Part of the problem is complexity. We’ve made it easier to go out and get a loan for a new SUV or a 5,000 square foot house than to start saving or put that money away for retirement.  We’ve been incentivizing people to take out student loan debt instead of starting college savings accounts.

To solve the complexity problem we need to make it easier to save and invest. We need to create a simpler path to wealth through regular and efficient investing. I like to call this Lean Investing. Read more…

Creating a list of musts, because you’ll need it someday.

23467865585_7c1987c033_z

By Brad Beckstrom

Must. That’s a funny word, but it’s a word that came to me along with some serious thoughts. Not so much as a verb, you must do this, or you must do that, more like a noun. As in something that should not be overlooked or missed.  More like, going deep on the important things is a must. Don’t overlook the musts.

About a year ago, I was pondering what old age would be like. I was struggling with what it might be, what risks or new discoveries may be in store.  Would I be healthy or sick?  Would I  be rich or poor, and in what, friends, time, money, freedom?  Outside of work, what was I doing to impact this.  Did I even know what “this” was?

Instead of making another to do list or a list of goals, I decided to write down some things that I felt needed to be musts in my life moving forward. I decided that a must is something that needs to be considered before anything that’s not on the list. A must is something that will influence all decisions. The first few were pretty straightforward: family, friends, health. They are easy to write down, but when you consider the commitment to make these three words musts, that would be a pretty complete list in itself. It was too broad.

For example, when I put something like health on the list that means it’s a must, something that’s in my life every day, not just a “to do” that I may not get to. Family and friends seem pretty obvious, but how many of us let work commitments, travel or commuting get in front of these?  I’ve done this in the past. After our first son was born, SuperK would  turn up the volume whenever the Harry Chapin song Cat’s in the Cradle came on. A reminder that you could miss much of your child’s years at home if you blink. So if family and friends are at the top of your list of musts, understand the size of that commitment.
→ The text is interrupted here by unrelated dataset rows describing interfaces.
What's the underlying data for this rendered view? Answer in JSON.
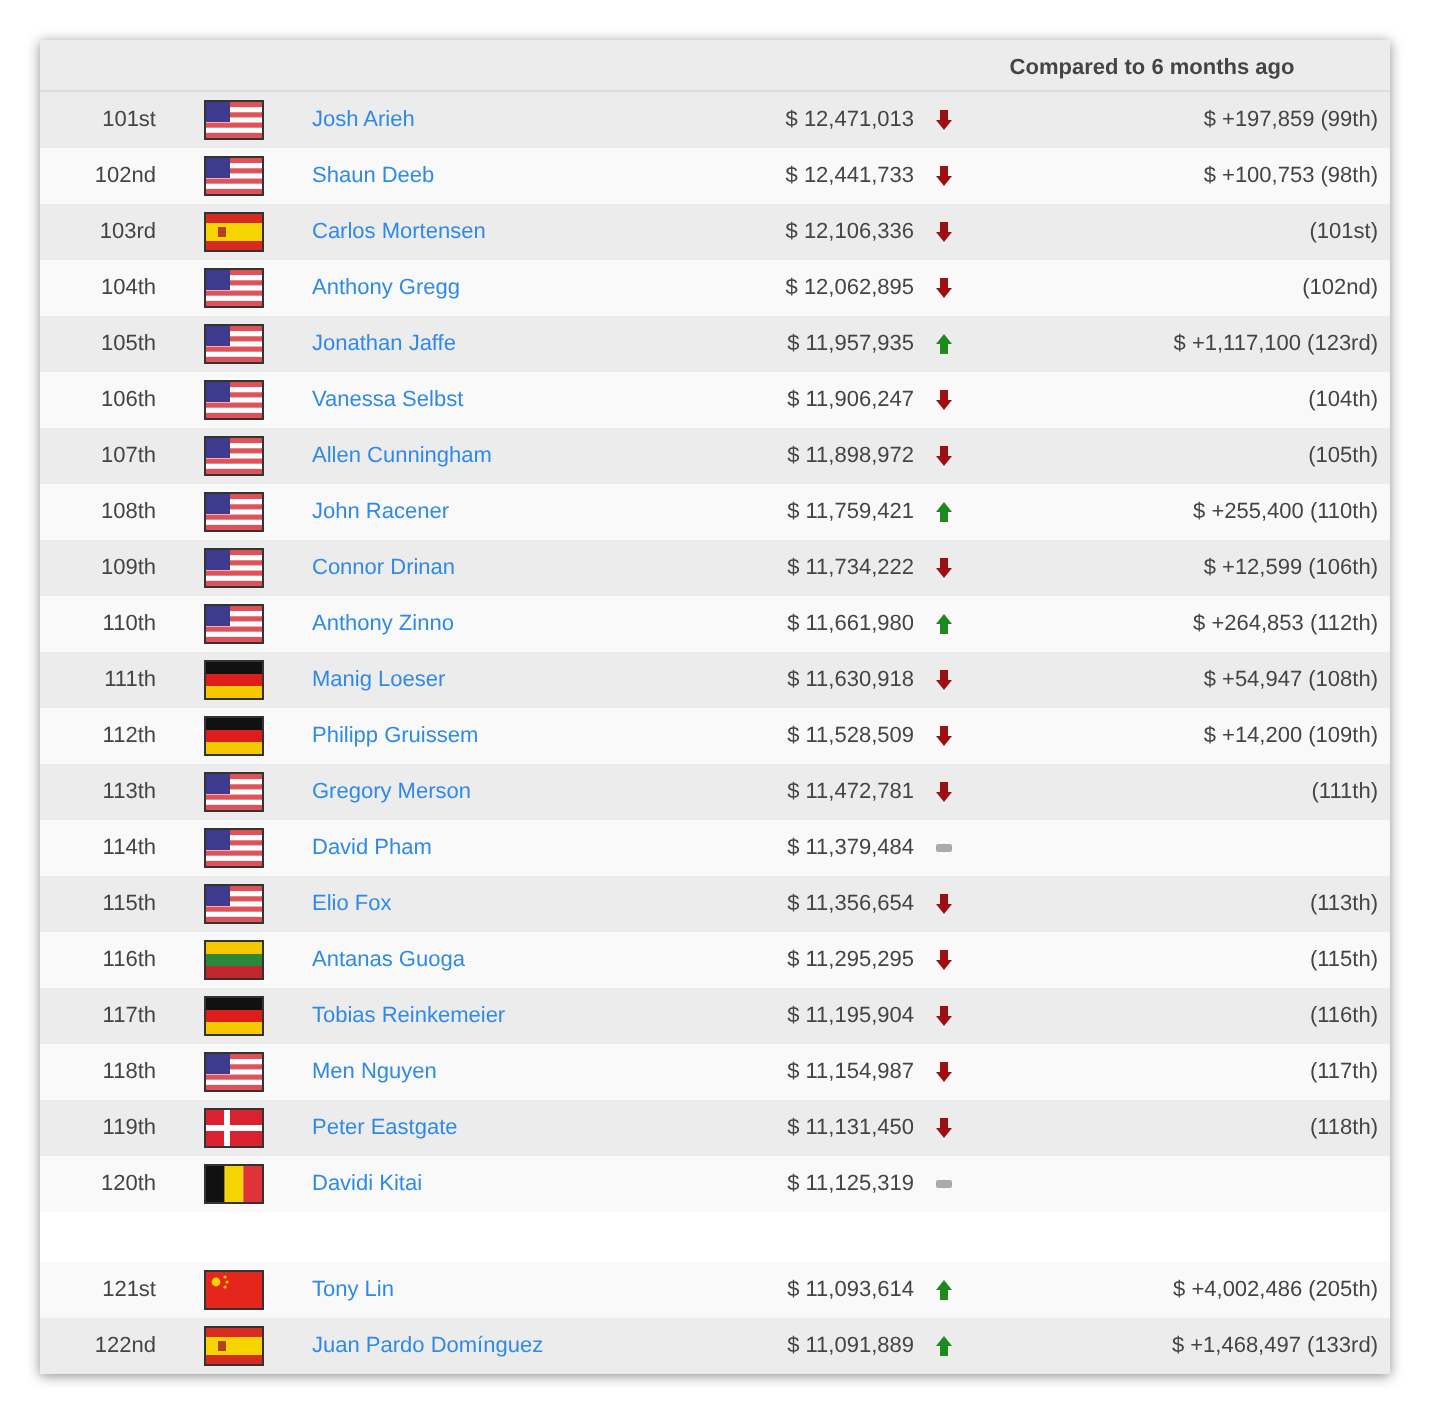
{
  "header": {
    "title": "Compared to 6 months ago"
  },
  "groups": [
    {
      "rows": [
        {
          "rank": "101st",
          "flag": {
            "kind": "us"
          },
          "name": "Josh Arieh",
          "amount": "$ 12,471,013",
          "trend": {
            "kind": "down"
          },
          "change": "$ +197,859 (99th)"
        },
        {
          "rank": "102nd",
          "flag": {
            "kind": "us"
          },
          "name": "Shaun Deeb",
          "amount": "$ 12,441,733",
          "trend": {
            "kind": "down"
          },
          "change": "$ +100,753 (98th)"
        },
        {
          "rank": "103rd",
          "flag": {
            "kind": "es"
          },
          "name": "Carlos Mortensen",
          "amount": "$ 12,106,336",
          "trend": {
            "kind": "down"
          },
          "change": "(101st)"
        },
        {
          "rank": "104th",
          "flag": {
            "kind": "us"
          },
          "name": "Anthony Gregg",
          "amount": "$ 12,062,895",
          "trend": {
            "kind": "down"
          },
          "change": "(102nd)"
        },
        {
          "rank": "105th",
          "flag": {
            "kind": "us"
          },
          "name": "Jonathan Jaffe",
          "amount": "$ 11,957,935",
          "trend": {
            "kind": "up"
          },
          "change": "$ +1,117,100 (123rd)"
        },
        {
          "rank": "106th",
          "flag": {
            "kind": "us"
          },
          "name": "Vanessa Selbst",
          "amount": "$ 11,906,247",
          "trend": {
            "kind": "down"
          },
          "change": "(104th)"
        },
        {
          "rank": "107th",
          "flag": {
            "kind": "us"
          },
          "name": "Allen Cunningham",
          "amount": "$ 11,898,972",
          "trend": {
            "kind": "down"
          },
          "change": "(105th)"
        },
        {
          "rank": "108th",
          "flag": {
            "kind": "us"
          },
          "name": "John Racener",
          "amount": "$ 11,759,421",
          "trend": {
            "kind": "up"
          },
          "change": "$ +255,400 (110th)"
        },
        {
          "rank": "109th",
          "flag": {
            "kind": "us"
          },
          "name": "Connor Drinan",
          "amount": "$ 11,734,222",
          "trend": {
            "kind": "down"
          },
          "change": "$ +12,599 (106th)"
        },
        {
          "rank": "110th",
          "flag": {
            "kind": "us"
          },
          "name": "Anthony Zinno",
          "amount": "$ 11,661,980",
          "trend": {
            "kind": "up"
          },
          "change": "$ +264,853 (112th)"
        },
        {
          "rank": "111th",
          "flag": {
            "kind": "de"
          },
          "name": "Manig Loeser",
          "amount": "$ 11,630,918",
          "trend": {
            "kind": "down"
          },
          "change": "$ +54,947 (108th)"
        },
        {
          "rank": "112th",
          "flag": {
            "kind": "de"
          },
          "name": "Philipp Gruissem",
          "amount": "$ 11,528,509",
          "trend": {
            "kind": "down"
          },
          "change": "$ +14,200 (109th)"
        },
        {
          "rank": "113th",
          "flag": {
            "kind": "us"
          },
          "name": "Gregory Merson",
          "amount": "$ 11,472,781",
          "trend": {
            "kind": "down"
          },
          "change": "(111th)"
        },
        {
          "rank": "114th",
          "flag": {
            "kind": "us"
          },
          "name": "David Pham",
          "amount": "$ 11,379,484",
          "trend": {
            "kind": "same"
          }
        },
        {
          "rank": "115th",
          "flag": {
            "kind": "us"
          },
          "name": "Elio Fox",
          "amount": "$ 11,356,654",
          "trend": {
            "kind": "down"
          },
          "change": "(113th)"
        },
        {
          "rank": "116th",
          "flag": {
            "kind": "lt"
          },
          "name": "Antanas Guoga",
          "amount": "$ 11,295,295",
          "trend": {
            "kind": "down"
          },
          "change": "(115th)"
        },
        {
          "rank": "117th",
          "flag": {
            "kind": "de"
          },
          "name": "Tobias Reinkemeier",
          "amount": "$ 11,195,904",
          "trend": {
            "kind": "down"
          },
          "change": "(116th)"
        },
        {
          "rank": "118th",
          "flag": {
            "kind": "us"
          },
          "name": "Men Nguyen",
          "amount": "$ 11,154,987",
          "trend": {
            "kind": "down"
          },
          "change": "(117th)"
        },
        {
          "rank": "119th",
          "flag": {
            "kind": "dk"
          },
          "name": "Peter Eastgate",
          "amount": "$ 11,131,450",
          "trend": {
            "kind": "down"
          },
          "change": "(118th)"
        },
        {
          "rank": "120th",
          "flag": {
            "kind": "be"
          },
          "name": "Davidi Kitai",
          "amount": "$ 11,125,319",
          "trend": {
            "kind": "same"
          }
        }
      ]
    },
    {
      "rows": [
        {
          "rank": "121st",
          "flag": {
            "kind": "cn"
          },
          "name": "Tony Lin",
          "amount": "$ 11,093,614",
          "trend": {
            "kind": "up"
          },
          "change": "$ +4,002,486 (205th)"
        },
        {
          "rank": "122nd",
          "flag": {
            "kind": "es"
          },
          "name": "Juan Pardo Domínguez",
          "amount": "$ 11,091,889",
          "trend": {
            "kind": "up"
          },
          "change": "$ +1,468,497 (133rd)"
        }
      ]
    }
  ]
}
If your musts are too broad, big categories like family, friends and health may get replaced with other broad categories like work, sleep, decompress, and spend money. So, it’s best to break those musts down into actions that can can become good habits.

So, for example, under health my musts include: Read more…